1. The Disease:

Thiamine metabolism dysfunction syndrome-4 is an autosomal recessive metabolic disorder characterized by childhood onset of episodic encephalopathy, often associated with a febrile illness, and causing transient neurologic dysfunction. Most patients recover fully, but some may have mild residual weakness. Affected individuals also develop a slowly progressive axonal polyneuropathy beginning in childhood. Brain imaging during the acute episodes shows lesions consistent with bilateral striatal degeneration or necrosis.

2. The symptoms:

Acute encephalopathic episodes associated with striatal necrosis on brain imaging as well as a progressive chronic polyneuropathy. All patients had normal early psychomotor development, with onset of episodic acute encephalopathic episodes between ages 3.5 and 6.5 years old. Lack of early signs or symptoms does not exclude the diagnosis.

Episodes characterized by lethargy, muscle weakness resulting in paralysis, areflexia, and dysarthria associated with nonspecific febrile illness; followed by complete resolution and no loss of psychomotor development, although most had residual mild distal weakness.

In addition to encephalopathic episodes, all sibs had childhood onset of progressive chronic polyneuropathy characterized by motor difficulties, frequent falls, and distal weakness and atrophy of the lower limbs, accompanied by lower limb contractures and foot deformities.
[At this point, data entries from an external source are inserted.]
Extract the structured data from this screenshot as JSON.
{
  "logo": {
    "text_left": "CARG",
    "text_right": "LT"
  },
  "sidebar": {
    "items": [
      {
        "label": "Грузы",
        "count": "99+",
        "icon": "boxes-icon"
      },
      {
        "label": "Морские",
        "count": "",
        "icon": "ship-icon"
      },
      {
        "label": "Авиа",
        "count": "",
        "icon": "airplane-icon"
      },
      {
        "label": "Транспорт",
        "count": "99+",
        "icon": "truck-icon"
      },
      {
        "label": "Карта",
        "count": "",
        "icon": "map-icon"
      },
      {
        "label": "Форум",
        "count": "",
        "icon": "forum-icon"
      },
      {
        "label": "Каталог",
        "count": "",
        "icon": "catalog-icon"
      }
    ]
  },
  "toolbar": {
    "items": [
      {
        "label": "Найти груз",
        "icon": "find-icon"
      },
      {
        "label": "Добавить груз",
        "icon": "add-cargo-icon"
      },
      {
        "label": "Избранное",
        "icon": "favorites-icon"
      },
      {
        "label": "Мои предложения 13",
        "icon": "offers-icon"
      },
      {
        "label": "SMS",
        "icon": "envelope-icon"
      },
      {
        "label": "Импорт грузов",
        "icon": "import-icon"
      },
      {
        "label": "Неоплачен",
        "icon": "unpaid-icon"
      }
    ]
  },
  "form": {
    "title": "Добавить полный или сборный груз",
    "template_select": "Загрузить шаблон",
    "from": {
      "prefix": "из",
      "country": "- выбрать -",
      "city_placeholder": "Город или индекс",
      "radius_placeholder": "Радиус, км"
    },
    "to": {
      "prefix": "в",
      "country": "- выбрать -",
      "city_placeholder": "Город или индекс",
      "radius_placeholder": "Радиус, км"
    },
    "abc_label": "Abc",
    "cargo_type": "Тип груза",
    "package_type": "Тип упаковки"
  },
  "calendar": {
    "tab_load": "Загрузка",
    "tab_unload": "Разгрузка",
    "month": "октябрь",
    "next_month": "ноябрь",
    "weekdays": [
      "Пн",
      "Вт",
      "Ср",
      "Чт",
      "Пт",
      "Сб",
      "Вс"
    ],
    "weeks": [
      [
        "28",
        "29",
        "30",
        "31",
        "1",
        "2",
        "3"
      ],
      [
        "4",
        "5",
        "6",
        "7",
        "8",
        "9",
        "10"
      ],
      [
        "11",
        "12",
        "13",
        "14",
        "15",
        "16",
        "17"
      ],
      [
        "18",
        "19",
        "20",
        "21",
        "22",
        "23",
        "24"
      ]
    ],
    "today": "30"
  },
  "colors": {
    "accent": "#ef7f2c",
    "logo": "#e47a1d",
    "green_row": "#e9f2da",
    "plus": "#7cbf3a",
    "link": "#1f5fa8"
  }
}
Electrophysiologic studies showed an axonal motor neuropathy. All sibs had age-appropriate cognition at ages 7 to 20 years.
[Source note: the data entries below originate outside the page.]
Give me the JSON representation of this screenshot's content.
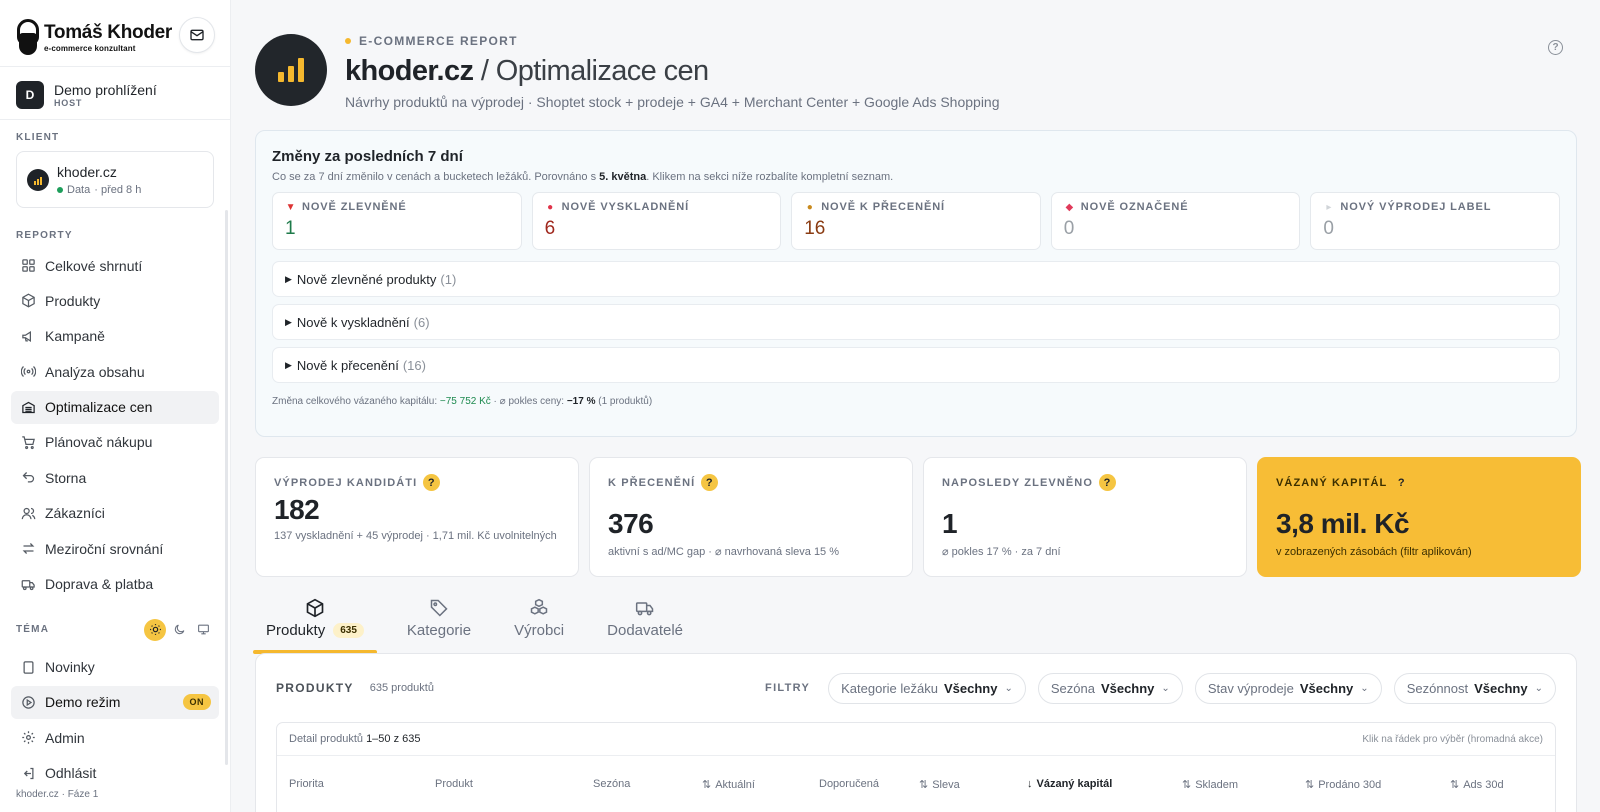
{
  "brand": {
    "name": "Tomáš Khoder",
    "sub": "e-commerce konzultant"
  },
  "demo": {
    "avatar": "D",
    "title": "Demo prohlížení",
    "role": "HOST"
  },
  "client": {
    "section": "KLIENT",
    "name": "khoder.cz",
    "status": "Data",
    "updated": "· před 8 h"
  },
  "reports": {
    "section": "REPORTY",
    "items": [
      {
        "label": "Celkové shrnutí",
        "icon": "grid-icon"
      },
      {
        "label": "Produkty",
        "icon": "box-icon"
      },
      {
        "label": "Kampaně",
        "icon": "megaphone-icon"
      },
      {
        "label": "Analýza obsahu",
        "icon": "broadcast-icon"
      },
      {
        "label": "Optimalizace cen",
        "icon": "warehouse-icon",
        "active": true
      },
      {
        "label": "Plánovač nákupu",
        "icon": "cart-icon"
      },
      {
        "label": "Storna",
        "icon": "undo-icon"
      },
      {
        "label": "Zákazníci",
        "icon": "users-icon"
      },
      {
        "label": "Meziroční srovnání",
        "icon": "arrows-icon"
      },
      {
        "label": "Doprava & platba",
        "icon": "truck-icon"
      }
    ]
  },
  "theme": {
    "section": "TÉMA"
  },
  "bottom_nav": {
    "news": "Novinky",
    "demo_mode": "Demo režim",
    "demo_badge": "ON",
    "admin": "Admin",
    "logout": "Odhlásit"
  },
  "footer": "khoder.cz · Fáze 1",
  "header": {
    "kicker": "E-COMMERCE REPORT",
    "site": "khoder.cz",
    "title_rest": "/ Optimalizace cen",
    "subtitle": "Návrhy produktů na výprodej · Shoptet stock + prodeje + GA4 + Merchant Center + Google Ads Shopping"
  },
  "changes": {
    "title": "Změny za posledních 7 dní",
    "desc_before": "Co se za 7 dní změnilo v cenách a bucketech ležáků. Porovnáno s ",
    "desc_date": "5. května",
    "desc_after": ". Klikem na sekci níže rozbalíte kompletní seznam.",
    "kpis": [
      {
        "label": "NOVĚ ZLEVNĚNÉ",
        "value": "1",
        "color": "#1e7a4a",
        "icon": "down-triangle-icon"
      },
      {
        "label": "NOVĚ VYSKLADNĚNÍ",
        "value": "6",
        "color": "#a0281e",
        "icon": "red-circle-icon"
      },
      {
        "label": "NOVĚ K PŘECENĚNÍ",
        "value": "16",
        "color": "#8a3b12",
        "icon": "money-bag-icon"
      },
      {
        "label": "NOVĚ OZNAČENÉ",
        "value": "0",
        "color": "#9aa0a6",
        "icon": "tag-icon"
      },
      {
        "label": "NOVÝ VÝPRODEJ LABEL",
        "value": "0",
        "color": "#9aa0a6",
        "icon": "label-icon"
      }
    ],
    "sections": [
      {
        "label": "Nově zlevněné produkty",
        "count": "(1)"
      },
      {
        "label": "Nově k vyskladnění",
        "count": "(6)"
      },
      {
        "label": "Nově k přecenění",
        "count": "(16)"
      }
    ],
    "foot_label": "Změna celkového vázaného kapitálu: ",
    "foot_capital": "−75 752 Kč",
    "foot_mid": " · ⌀ pokles ceny: ",
    "foot_drop": "−17 %",
    "foot_tail": " (1 produktů)"
  },
  "kpis": [
    {
      "label": "VÝPRODEJ KANDIDÁTI",
      "value": "182",
      "sub": "137 vyskladnění + 45 výprodej · 1,71 mil. Kč uvolnitelných"
    },
    {
      "label": "K PŘECENĚNÍ",
      "value": "376",
      "sub": "aktivní s ad/MC gap · ⌀ navrhovaná sleva 15 %"
    },
    {
      "label": "NAPOSLEDY ZLEVNĚNO",
      "value": "1",
      "sub": "⌀ pokles 17 % · za 7 dní"
    },
    {
      "label": "VÁZANÝ KAPITÁL",
      "value": "3,8 mil. Kč",
      "sub": "v zobrazených zásobách (filtr aplikován)"
    }
  ],
  "tabs": [
    {
      "label": "Produkty",
      "badge": "635",
      "icon": "cube-icon"
    },
    {
      "label": "Kategorie",
      "icon": "tag-icon"
    },
    {
      "label": "Výrobci",
      "icon": "boxes-icon"
    },
    {
      "label": "Dodavatelé",
      "icon": "truck-icon"
    }
  ],
  "panel": {
    "title": "PRODUKTY",
    "count": "635 produktů",
    "filters_label": "FILTRY",
    "filters": [
      {
        "label": "Kategorie ležáku",
        "value": "Všechny"
      },
      {
        "label": "Sezóna",
        "value": "Všechny"
      },
      {
        "label": "Stav výprodeje",
        "value": "Všechny"
      },
      {
        "label": "Sezónnost",
        "value": "Všechny"
      }
    ],
    "detail_label": "Detail produktů ",
    "detail_range": "1–50 z 635",
    "hint": "Klik na řádek pro výběr (hromadná akce)",
    "columns": [
      {
        "label": "Priorita",
        "sort": ""
      },
      {
        "label": "Produkt",
        "sort": ""
      },
      {
        "label": "Sezóna",
        "sort": ""
      },
      {
        "label": "Aktuální",
        "sort": "⇅"
      },
      {
        "label": "Doporučená",
        "sort": ""
      },
      {
        "label": "Sleva",
        "sort": "⇅"
      },
      {
        "label": "Vázaný kapitál",
        "sort": "↓"
      },
      {
        "label": "Skladem",
        "sort": "⇅"
      },
      {
        "label": "Prodáno 30d",
        "sort": "⇅"
      },
      {
        "label": "Ads 30d",
        "sort": "⇅"
      }
    ]
  }
}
Laboratory investigations showed mild increased lactate in the cerebrospinal fluid (CSF) during the acute phase, and brain imaging showed bilateral multiple T2-hyperintense lesions in the caudate and putamen, with sparing of the globus pallidus.
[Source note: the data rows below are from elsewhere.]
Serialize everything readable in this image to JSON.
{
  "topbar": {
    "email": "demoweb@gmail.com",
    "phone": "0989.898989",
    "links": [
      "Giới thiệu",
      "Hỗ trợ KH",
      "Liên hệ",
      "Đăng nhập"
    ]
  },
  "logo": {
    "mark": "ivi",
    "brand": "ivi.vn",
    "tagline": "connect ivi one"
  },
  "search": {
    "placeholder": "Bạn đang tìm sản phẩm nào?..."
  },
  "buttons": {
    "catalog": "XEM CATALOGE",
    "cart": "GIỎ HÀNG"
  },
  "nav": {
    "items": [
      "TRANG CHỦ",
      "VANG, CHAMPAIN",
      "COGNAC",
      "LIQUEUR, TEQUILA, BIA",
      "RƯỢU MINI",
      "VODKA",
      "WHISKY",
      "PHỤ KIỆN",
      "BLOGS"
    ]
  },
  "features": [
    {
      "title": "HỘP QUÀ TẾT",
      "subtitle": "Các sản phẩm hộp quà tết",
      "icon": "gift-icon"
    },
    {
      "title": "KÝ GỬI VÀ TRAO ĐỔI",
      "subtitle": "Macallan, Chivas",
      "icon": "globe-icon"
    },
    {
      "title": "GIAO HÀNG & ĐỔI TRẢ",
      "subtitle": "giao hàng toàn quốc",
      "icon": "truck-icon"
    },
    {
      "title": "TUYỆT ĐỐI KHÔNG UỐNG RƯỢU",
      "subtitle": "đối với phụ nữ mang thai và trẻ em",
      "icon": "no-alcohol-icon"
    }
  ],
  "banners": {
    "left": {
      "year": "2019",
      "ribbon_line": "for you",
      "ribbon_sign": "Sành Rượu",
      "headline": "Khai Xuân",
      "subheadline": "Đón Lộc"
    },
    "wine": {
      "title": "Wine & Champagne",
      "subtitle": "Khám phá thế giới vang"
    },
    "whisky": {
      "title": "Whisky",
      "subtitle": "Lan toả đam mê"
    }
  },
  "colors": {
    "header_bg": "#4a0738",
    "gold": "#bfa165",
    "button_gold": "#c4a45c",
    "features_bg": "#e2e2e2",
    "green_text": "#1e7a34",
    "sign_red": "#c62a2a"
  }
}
3. Actions to take in case of early diagnosis:

Biochemical correlation is recommended with lactate in CSF.

Brain MRI can show T2-hyperintense lesions basal ganglia.

THMD4 is a lifelong disease requiring lifetime management and regular follow-up with a Paediatric Neurology Center Management is provided by multidisciplinary team.

Acute episodes are prevented by high-dose thiamine treatment (600 mg/day). Mild clinical signs and basal ganglia involvement can precede the acute encephalopathic onset of the disease, potentially allowing treatment anticipation and prevention of acute brain damage.

Thiamine therapy did not improve peripheral axonal neuropathy in some patients, but who were treated early, peripheral neuropathy did not occur, suggesting a possible preventative effect.

Genetic counselling is highly recommended for family planning and evaluation of at-risk family members such as siblings.

4. For more information:

Biblio: Porta F, Siri B, Chiesa N, et al. SLC25A19 deficiency and bilateral striatal necrosis with polyneuropathy: a new case and review of the literature. J Pediatr Endocrinol Metab. 2020;34(2):261-266. Published 2020 Nov 19. doi:10.1515/jpem-2020-0139